Goliath opens with the airship Leviathan flying over the steppes of Russia en route to pick up a passenger who it is rumored may hold the key to stopping the war. After discovering an area of terrible devastation, Alex and Dylan meet the mystery man: Nikola Tesla, who says he has built a weapon capable of destroying any city on earth at his command. The two protagonists are torn: Alex sees it as a way to end possible bloodshed, while “Mr” Dylan Sharp is less sure. After a stop off in Japan where Teslas’ machine shows its amazing power, they are ordered to neutral America (Clanker North, Darwinist South) where he will build a full-scale model of his new machine under the watchful eye of newspaper baron William Randolph Hearst. However, after arriving they receive word that the Germans are determined to stop Tesla’s machine from being built at any cost…
I really enjoyed this series. I’ll confess when I started reading and recognized that they were YA books I was a trifle hesitant, since I’d pushed myself through the first Twilight book to considerable mental duress. However, I was pleasantly surprised. Westerfeld never talks down to his audience, and his characters are clean and complex. Dylan/Deryn and Alex are equal stars of the books, with Alex’s tactical skills and aristocratic training nicely balancing her fearlessness and keen observations.
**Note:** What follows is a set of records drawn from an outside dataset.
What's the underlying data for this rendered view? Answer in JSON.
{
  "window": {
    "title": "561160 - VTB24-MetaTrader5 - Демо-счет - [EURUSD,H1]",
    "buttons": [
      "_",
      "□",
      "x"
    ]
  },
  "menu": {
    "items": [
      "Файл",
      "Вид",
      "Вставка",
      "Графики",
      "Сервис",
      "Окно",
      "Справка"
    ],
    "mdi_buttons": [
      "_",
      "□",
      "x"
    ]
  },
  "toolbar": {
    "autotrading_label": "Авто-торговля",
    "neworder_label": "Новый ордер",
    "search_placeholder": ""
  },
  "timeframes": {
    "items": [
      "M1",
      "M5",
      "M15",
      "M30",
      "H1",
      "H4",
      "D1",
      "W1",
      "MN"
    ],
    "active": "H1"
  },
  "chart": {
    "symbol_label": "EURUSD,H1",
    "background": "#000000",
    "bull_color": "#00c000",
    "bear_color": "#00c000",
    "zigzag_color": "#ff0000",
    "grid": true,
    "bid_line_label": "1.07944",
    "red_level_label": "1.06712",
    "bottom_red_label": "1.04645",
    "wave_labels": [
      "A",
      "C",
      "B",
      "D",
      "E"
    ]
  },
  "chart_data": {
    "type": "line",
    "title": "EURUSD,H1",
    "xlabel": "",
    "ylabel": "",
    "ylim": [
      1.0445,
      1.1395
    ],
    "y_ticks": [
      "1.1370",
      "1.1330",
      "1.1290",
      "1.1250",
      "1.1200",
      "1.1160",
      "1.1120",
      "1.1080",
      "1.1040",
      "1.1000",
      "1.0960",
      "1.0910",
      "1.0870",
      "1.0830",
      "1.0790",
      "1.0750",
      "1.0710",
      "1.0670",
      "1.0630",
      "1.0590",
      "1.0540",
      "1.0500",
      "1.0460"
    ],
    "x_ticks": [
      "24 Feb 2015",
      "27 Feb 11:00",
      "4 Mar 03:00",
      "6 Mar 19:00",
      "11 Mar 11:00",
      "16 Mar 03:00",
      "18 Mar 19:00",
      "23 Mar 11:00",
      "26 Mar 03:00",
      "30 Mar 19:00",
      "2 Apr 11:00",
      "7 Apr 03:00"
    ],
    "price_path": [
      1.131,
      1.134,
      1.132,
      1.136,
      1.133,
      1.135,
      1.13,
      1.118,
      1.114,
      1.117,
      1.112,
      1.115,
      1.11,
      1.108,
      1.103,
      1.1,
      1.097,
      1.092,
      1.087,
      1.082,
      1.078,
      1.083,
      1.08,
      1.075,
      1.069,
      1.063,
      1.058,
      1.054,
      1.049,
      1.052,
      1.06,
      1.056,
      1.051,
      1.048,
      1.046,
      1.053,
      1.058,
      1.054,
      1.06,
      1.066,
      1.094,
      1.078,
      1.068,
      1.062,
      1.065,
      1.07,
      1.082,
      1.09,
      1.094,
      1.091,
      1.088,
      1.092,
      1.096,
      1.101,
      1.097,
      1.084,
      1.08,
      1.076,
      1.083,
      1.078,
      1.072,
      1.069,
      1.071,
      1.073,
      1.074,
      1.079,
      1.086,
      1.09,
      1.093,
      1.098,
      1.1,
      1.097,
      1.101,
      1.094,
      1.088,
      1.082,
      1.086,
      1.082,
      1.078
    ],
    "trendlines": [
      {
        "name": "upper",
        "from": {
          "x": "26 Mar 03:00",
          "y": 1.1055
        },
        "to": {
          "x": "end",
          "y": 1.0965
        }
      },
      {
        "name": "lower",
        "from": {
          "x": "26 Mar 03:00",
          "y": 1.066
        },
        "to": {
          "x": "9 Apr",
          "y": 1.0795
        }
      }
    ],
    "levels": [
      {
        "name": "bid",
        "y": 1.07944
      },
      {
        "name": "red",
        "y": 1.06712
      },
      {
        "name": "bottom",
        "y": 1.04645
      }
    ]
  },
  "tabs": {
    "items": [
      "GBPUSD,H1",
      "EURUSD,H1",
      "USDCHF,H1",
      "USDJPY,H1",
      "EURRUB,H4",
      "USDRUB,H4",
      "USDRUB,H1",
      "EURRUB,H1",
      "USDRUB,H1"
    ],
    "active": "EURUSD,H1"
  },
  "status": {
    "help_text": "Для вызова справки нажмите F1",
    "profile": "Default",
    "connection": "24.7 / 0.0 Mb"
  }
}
She’s never made to be less competent or intelligent, and the friendship between them grows very naturally, as do their reactions to each new revelation and crisis. The amazing illustrations by Keith Thompson are a treat in and of themselves and give a fun “penny dreadful” feeling to the story.
The weirdness of the world around them is likewise smoothly introduced through their eyes, and the danger of being involved in a world at war isn’t minimized because of the youth of the protagonists. Of course, you know neither one will be killed, but you’re on the edge of your seat regardless. The way their relationship grows and matures throughout the trilogy is likewise well handled, and the inevitable “discovery” of Deryn’s true nature is handled in a fresh way.
There’s plenty of action too, and I really enjoyed the descriptions of the various beasties and machines. I’ve never had a great interest in technology and so would likely be a Darwinist if I had the choice. All in all this series is extremely well written and entertaining for readers of any age.